The Minister of Commerce and Consumer Affairs issues financial product market licences, with advice from us. The Minister and the FMA must consider the following before issuing a licence to a financial product market operator:
The Minister must also be satisfied that an applicant will be able to meet the general obligations of licensed market operators, found in s314 of the Act, and is a body corporate registered on the FSPR.
A market operator must not operate markets that are not specified in a licence, but a licence may cover more than one financial product market.
The standard conditions for a licence include:
The Minister may also place other conditions on the licence. The market operator can subsequently request changes to the conditions of its licence, or the Minister may vary the conditions on his or her own initiative.
A licence may be suspended or cancelled under certain circumstances, set out in s323 of the Act.
A person who wants a licence to operate a financial product market should apply to us in writing. We will assess your application and ensure you have provided all relevant information, before giving the Minister advice about the application, which we must do within a reasonable time.
The information included with your application should clearly demonstrate:
A licensed market cannot be operated without market rules, and s328 of the Act sets out what those rules must include.

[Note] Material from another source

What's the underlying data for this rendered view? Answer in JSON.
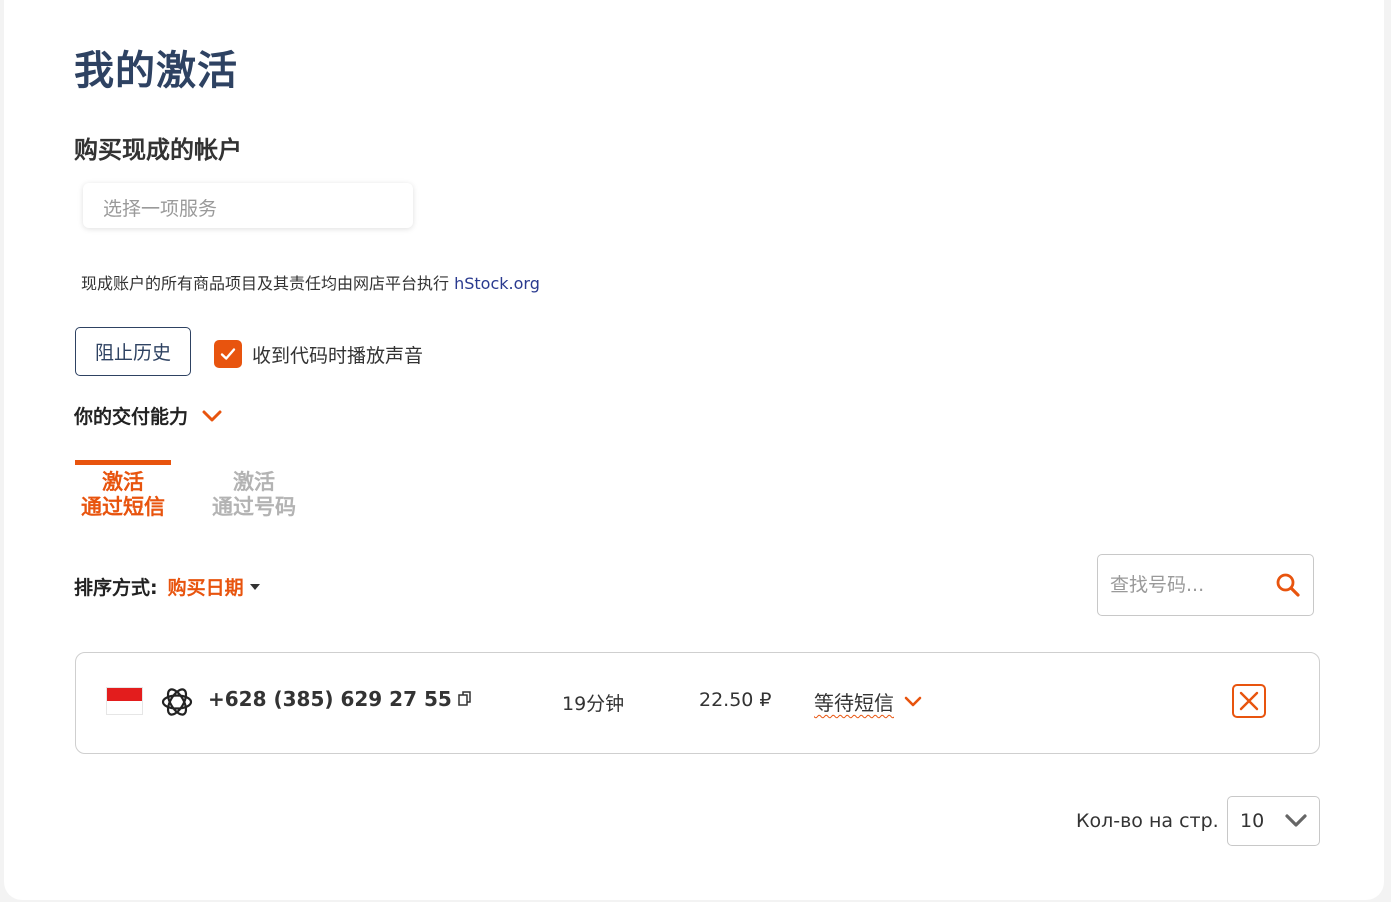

Any application for a financial product market licence needs to include the proposed rules for the market. It also needs a description of any consultation that has been carried out about the rules (public or targeted); details of any relevant international best practice; and evidence that the rules meet what’s required under s328 of the Act.
For more information on the approval of market rules, see s327 to 336 of the Act.

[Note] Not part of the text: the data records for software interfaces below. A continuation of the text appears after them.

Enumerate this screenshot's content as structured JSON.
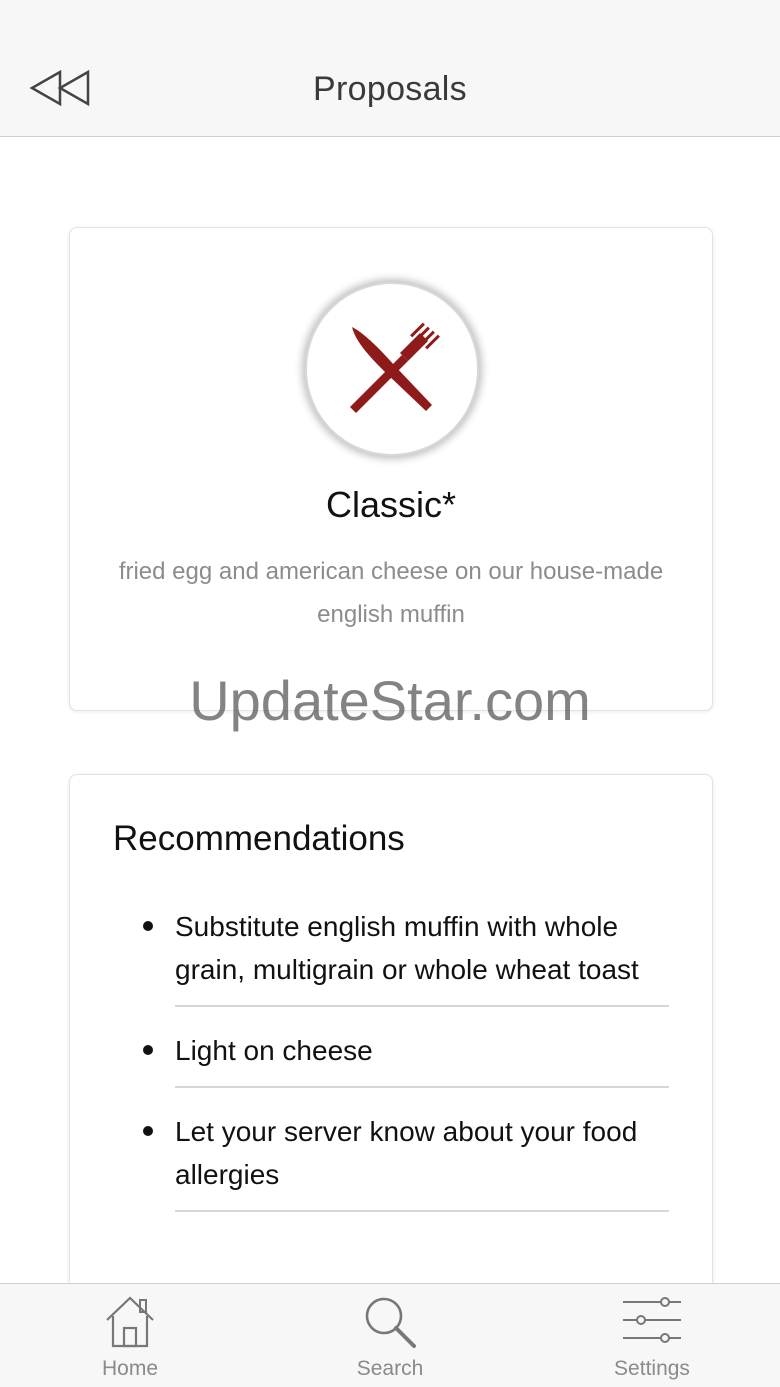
{
  "header": {
    "title": "Proposals",
    "back_icon": "rewind-back-icon"
  },
  "item": {
    "icon": "fork-knife-icon",
    "icon_color": "#8e1a1a",
    "title": "Classic*",
    "description": "fried egg and american cheese on our house-made english muffin"
  },
  "recommendations": {
    "title": "Recommendations",
    "items": [
      {
        "text": "Substitute english muffin with whole grain, multigrain or whole wheat toast"
      },
      {
        "text": "Light on cheese"
      },
      {
        "text": "Let your server know about your food allergies"
      }
    ]
  },
  "watermark": "UpdateStar.com",
  "tabbar": {
    "tabs": [
      {
        "label": "Home",
        "icon": "home-icon"
      },
      {
        "label": "Search",
        "icon": "search-icon"
      },
      {
        "label": "Settings",
        "icon": "settings-sliders-icon"
      }
    ]
  }
}
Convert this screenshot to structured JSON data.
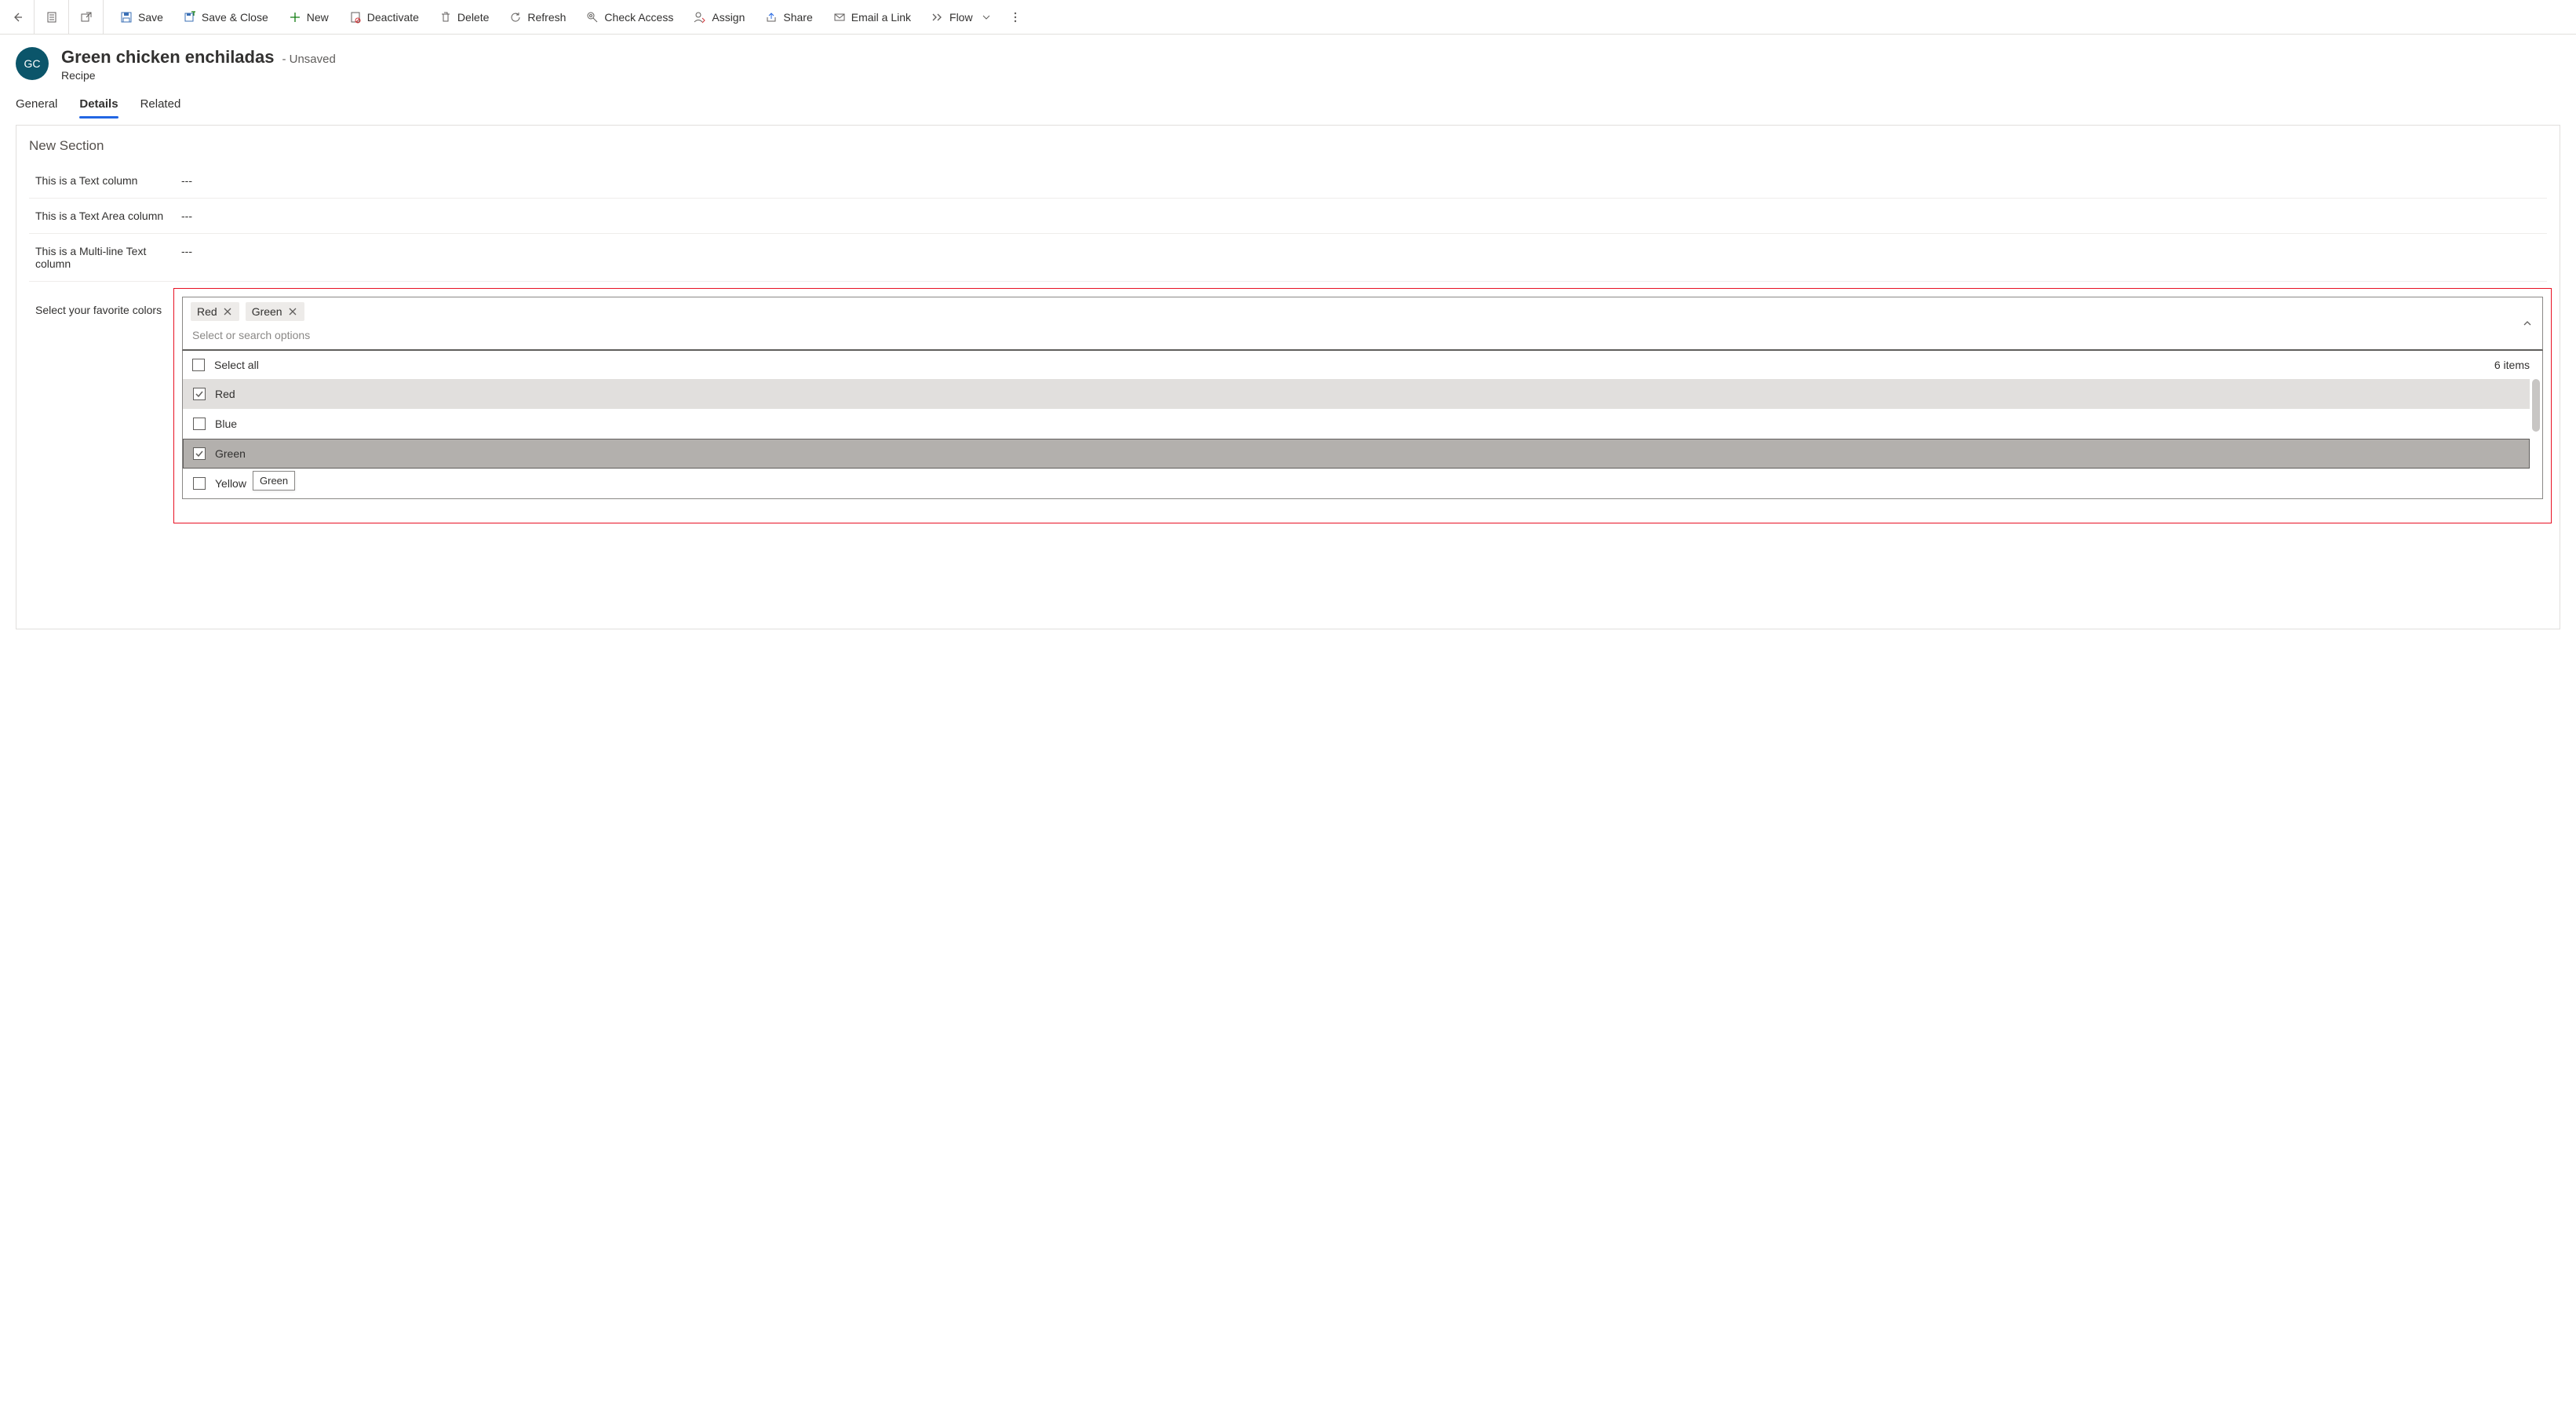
{
  "commands": {
    "save": "Save",
    "saveClose": "Save & Close",
    "new": "New",
    "deactivate": "Deactivate",
    "delete": "Delete",
    "refresh": "Refresh",
    "checkAccess": "Check Access",
    "assign": "Assign",
    "share": "Share",
    "emailLink": "Email a Link",
    "flow": "Flow"
  },
  "header": {
    "avatar": "GC",
    "title": "Green chicken enchiladas",
    "unsaved": "- Unsaved",
    "entity": "Recipe"
  },
  "tabs": {
    "general": "General",
    "details": "Details",
    "related": "Related"
  },
  "section": {
    "title": "New Section",
    "field1_label": "This is a Text column",
    "field1_value": "---",
    "field2_label": "This is a Text Area column",
    "field2_value": "---",
    "field3_label": "This is a Multi-line Text column",
    "field3_value": "---",
    "field4_label": "Select your favorite colors"
  },
  "picker": {
    "chips": {
      "c1": "Red",
      "c2": "Green"
    },
    "placeholder": "Select or search options",
    "selectAll": "Select all",
    "countText": "6 items",
    "options": {
      "o1": "Red",
      "o2": "Blue",
      "o3": "Green",
      "o4": "Yellow"
    },
    "tooltip": "Green"
  }
}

The information we require to assess your application will vary depending on the features of the market, but should also include:
- monitor and assess the adequacy of those arrangements
- deal with each of the arrangements set out in s314 of the Act, including handling conflicts of interest, monitoring the conduct of participants, and enforcing compliance with your rules
We will liaise with you to seek further information or clarification as required.
A financial product market licence may be issued if the Minister is satisfied that you will meet and comply with the general obligations of a licensed market operator (s314 of the Act), taking any proposed conditions of the licence into account. You must also be a body corporate and register on the FSPR.
All supervisors have to be licensed under the Financial Markets Supervisors Act 2011.
For details about the application process, see our licensing forms and resources section.
This process does not apply to the licensing of independent trustees under the Financial Markets Conduct Act 2013 - see our section for independent trustees for more information.